TO DO –
In the entries below, find every line with the string "link" and copy it.

(Items from an interface collection)
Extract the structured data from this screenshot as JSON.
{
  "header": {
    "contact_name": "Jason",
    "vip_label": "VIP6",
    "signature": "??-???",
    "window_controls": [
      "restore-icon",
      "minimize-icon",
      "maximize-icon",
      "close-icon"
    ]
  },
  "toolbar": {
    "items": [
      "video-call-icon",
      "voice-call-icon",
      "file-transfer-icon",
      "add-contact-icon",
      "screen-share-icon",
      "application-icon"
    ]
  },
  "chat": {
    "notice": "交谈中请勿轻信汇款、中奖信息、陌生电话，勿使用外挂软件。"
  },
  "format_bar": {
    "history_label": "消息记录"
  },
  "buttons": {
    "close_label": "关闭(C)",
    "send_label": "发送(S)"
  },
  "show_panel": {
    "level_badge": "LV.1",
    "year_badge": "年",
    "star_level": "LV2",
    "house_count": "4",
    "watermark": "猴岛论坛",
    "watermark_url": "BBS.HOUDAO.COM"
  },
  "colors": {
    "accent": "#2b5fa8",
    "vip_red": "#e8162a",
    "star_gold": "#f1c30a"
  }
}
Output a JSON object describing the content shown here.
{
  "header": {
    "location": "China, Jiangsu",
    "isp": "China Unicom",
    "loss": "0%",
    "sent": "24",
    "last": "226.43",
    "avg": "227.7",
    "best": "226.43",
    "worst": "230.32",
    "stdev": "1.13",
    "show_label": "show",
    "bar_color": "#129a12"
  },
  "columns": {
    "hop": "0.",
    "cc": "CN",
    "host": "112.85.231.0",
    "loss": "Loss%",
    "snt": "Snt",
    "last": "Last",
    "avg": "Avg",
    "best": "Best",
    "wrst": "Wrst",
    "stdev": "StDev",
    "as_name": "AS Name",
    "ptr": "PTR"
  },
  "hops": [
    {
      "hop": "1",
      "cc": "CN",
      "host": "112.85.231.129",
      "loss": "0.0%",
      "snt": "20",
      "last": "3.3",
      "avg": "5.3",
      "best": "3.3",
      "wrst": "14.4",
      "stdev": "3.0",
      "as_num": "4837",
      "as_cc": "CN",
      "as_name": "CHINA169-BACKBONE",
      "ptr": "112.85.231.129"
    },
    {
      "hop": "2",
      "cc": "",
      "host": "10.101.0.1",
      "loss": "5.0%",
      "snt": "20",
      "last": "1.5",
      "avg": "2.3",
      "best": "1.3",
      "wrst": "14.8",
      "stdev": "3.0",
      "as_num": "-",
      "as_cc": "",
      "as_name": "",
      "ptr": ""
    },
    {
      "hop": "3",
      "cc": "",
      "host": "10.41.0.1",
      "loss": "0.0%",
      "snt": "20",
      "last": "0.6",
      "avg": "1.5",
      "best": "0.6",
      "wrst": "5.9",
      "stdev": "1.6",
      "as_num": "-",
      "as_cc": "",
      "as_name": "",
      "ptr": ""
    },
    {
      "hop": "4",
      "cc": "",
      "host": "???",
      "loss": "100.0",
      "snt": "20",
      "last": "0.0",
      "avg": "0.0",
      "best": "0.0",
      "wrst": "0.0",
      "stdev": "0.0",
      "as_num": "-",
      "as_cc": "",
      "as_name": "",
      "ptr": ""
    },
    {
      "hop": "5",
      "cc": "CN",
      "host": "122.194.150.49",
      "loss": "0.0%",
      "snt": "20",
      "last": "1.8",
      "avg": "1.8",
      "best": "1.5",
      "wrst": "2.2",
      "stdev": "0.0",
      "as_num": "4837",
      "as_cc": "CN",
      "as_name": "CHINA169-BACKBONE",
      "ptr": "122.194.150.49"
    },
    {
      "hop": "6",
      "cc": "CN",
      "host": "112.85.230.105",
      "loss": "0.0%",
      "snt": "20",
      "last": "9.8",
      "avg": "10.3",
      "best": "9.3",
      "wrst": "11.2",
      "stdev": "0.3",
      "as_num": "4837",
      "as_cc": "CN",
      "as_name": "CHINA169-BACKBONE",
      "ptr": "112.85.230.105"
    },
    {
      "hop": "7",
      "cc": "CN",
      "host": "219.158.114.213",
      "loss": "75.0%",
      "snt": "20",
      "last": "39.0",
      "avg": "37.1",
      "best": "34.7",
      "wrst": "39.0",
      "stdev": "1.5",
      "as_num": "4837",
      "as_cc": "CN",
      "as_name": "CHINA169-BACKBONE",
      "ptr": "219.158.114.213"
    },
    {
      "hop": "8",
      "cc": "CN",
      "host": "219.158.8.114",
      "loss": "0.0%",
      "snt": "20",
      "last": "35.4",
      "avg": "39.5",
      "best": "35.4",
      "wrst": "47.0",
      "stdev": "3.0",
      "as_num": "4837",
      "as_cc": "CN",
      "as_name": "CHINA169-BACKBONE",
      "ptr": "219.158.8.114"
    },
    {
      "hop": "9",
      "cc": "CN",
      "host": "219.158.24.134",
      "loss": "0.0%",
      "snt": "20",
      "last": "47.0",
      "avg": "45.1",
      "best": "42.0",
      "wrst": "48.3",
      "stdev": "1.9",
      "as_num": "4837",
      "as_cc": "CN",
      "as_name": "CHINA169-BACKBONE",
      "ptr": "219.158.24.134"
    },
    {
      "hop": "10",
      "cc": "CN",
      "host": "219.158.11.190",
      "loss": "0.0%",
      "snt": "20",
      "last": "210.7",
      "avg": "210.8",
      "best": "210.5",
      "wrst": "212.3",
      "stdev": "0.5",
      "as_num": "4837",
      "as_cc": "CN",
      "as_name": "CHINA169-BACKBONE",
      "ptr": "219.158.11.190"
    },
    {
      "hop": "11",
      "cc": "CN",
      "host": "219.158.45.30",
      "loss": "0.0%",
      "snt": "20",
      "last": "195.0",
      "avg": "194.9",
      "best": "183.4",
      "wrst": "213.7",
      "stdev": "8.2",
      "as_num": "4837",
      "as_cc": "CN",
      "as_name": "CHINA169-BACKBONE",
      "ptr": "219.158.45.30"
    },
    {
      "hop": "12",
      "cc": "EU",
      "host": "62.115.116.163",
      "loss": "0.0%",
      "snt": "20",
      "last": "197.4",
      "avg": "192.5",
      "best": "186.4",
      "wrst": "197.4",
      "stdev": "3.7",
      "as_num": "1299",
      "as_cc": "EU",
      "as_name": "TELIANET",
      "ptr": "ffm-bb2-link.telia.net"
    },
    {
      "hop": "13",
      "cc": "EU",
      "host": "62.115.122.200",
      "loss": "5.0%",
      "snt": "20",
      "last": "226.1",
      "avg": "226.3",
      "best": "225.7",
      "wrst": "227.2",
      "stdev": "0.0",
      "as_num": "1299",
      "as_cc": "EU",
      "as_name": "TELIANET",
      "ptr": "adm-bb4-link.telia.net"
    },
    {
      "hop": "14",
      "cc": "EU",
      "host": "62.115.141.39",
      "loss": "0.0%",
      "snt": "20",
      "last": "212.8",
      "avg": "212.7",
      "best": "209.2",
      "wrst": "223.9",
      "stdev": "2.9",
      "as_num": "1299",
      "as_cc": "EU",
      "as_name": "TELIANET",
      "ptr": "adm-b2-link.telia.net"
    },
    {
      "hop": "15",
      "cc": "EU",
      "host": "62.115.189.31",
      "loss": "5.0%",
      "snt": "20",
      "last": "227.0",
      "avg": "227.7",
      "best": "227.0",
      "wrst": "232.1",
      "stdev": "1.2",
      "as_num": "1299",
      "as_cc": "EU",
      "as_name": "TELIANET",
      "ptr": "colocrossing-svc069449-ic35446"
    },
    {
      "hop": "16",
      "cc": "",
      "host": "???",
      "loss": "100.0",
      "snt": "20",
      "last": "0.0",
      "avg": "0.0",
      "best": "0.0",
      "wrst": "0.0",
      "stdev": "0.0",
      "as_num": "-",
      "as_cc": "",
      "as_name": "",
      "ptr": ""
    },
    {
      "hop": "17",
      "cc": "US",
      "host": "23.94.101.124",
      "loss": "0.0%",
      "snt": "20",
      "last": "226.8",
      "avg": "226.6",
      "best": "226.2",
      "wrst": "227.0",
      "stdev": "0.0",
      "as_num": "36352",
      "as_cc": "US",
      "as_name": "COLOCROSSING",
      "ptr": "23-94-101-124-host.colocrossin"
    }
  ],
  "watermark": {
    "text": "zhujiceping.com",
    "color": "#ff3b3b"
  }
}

SOLUTION TO THIS TASK –
      "ptr": "ffm-bb2-link.telia.net"
      "ptr": "adm-bb4-link.telia.net"
      "ptr": "adm-b2-link.telia.net"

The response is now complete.